Cumberland Bar (1-3 Cumberland St), New Town Victorian, beer garden, gourmet food, Sunday roasts.
GHQ (4 Picardy Pl), an old favourate returns; Thursday-Sunday LGBT dance club/lounge, top DJs, young m/w mix, DILF party nights.
Habana (22 Greenside Pl), friendly laid-back day or night gay bar/ drinking den; WiFi internet, quiz shows, karaoke, lively pre-club dancing, wide mix of ages.
Olive Branch Bistro (91 Broughton St), breakfast, lunch, and dinner, seating inside and out, big windows overlook passers-by, Sunday brunch.

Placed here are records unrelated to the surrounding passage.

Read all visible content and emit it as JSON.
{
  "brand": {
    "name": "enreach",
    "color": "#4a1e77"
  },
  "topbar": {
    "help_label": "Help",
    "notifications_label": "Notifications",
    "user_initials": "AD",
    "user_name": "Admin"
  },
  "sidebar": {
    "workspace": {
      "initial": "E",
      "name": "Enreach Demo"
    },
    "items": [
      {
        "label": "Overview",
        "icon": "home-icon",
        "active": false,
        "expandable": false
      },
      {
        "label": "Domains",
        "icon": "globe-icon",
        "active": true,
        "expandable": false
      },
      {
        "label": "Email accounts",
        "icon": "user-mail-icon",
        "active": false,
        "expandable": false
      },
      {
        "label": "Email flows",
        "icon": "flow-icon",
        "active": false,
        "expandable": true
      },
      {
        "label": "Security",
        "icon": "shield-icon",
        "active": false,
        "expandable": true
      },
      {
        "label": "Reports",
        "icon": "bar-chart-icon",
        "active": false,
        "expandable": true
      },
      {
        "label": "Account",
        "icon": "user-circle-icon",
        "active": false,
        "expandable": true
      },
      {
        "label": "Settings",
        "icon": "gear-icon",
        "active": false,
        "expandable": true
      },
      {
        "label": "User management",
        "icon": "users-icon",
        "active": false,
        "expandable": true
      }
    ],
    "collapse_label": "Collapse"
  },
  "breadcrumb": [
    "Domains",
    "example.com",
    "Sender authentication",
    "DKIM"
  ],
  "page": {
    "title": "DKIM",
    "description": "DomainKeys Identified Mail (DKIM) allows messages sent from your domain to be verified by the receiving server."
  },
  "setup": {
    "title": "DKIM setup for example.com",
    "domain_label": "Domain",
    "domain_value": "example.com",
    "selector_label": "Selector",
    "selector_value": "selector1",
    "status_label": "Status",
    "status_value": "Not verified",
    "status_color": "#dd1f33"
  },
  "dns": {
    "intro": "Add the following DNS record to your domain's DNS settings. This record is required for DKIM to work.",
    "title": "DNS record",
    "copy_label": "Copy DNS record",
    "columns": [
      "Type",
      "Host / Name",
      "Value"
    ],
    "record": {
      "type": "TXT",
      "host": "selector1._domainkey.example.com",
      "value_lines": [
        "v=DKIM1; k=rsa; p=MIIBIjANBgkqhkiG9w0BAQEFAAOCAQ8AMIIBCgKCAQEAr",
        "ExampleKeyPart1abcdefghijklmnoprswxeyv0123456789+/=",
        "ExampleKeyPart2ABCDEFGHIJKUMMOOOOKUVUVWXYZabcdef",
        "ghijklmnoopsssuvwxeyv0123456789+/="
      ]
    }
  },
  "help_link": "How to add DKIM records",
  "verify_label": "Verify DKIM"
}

Planet (6 Baxter's Pl), popular, busy gay party bar, men and women, karaoke, weekend DJ music, outside seating.
Regent (2 Montrose Terrace), mainly gay clientele, traditional ales, rustic wooden floors, historical artifacts, Wi-Fi; food from vegetarian to meat, "CAMRA Pub of the Year." In July, the owners will open a second venue on Broughton Street.
Street (2 Picardy Pl), intimate pub, large front window overlooks street, dance floor, glamorous toilets, cozy upstairs lounge with booths. Popular Sunday home-made roast beef at 4pm; Wednesday Pub Quiz games.
Wee Red Bar (ECA, 74 Lauriston Pl) young crowd, small club, live bands, DJ theme nights, " kick- ass band nights;" small club, cheap drink prices, at Edinburgh College Of Art campus.
The Witchery (Castle Hill, Royal Mile), romantic dining spot at the Castle, private dining suites, world-wide reputation for an exceptional dining experience. Scottish seafood, beef, lamb and game; lunch, breakfast for guests at one of the nine Witchery's suites.
Woodland Creatures (260-262 Leath Walk), gay-friendly music bar/cafe, 40 beers, cask ales, good food including vegan options; secret garden, dog-friendly.
CLOSED: Elbow Bar (133-135 E Claremont St), bar/ restaurant, brunch, open mic/ live music; New Town Bar (26b Dublin St), locals' pub food/drinks; men-only basement dance/cruise; Port of Siam (1 Barony St), Thai restaurant, basement bar.
Number 18 (18 Albert Pl, Leith Walk), sauna, steam, cruising, cabins, dark room, cafe, videos; open for many years, a bit shopworn but minimal attitude and gets the job done.
Steamworks (5 Broughton Market), large, modern, fully-equipped sauna, massage, relaxation space, cruising maze, large private cabins. Wet area, communal shower, Jacuzzi, sauna, steamroom, TV lounge, internet access, snacks and drinks.
Bobbie's Bookshop (220 Morrison), wide international selection of gay magazines.
Q-Store (5 Barony Street), "only licensed sex shop in Scotland," international magazines, books, art, lubes, aromas, vibrators, DVDs, clothing, underwear, and party gags. Staff can assist with local information.
Lighthouse Book Shop | Word Power (43-45 W Nicolson), independent radical bookshop and online sales.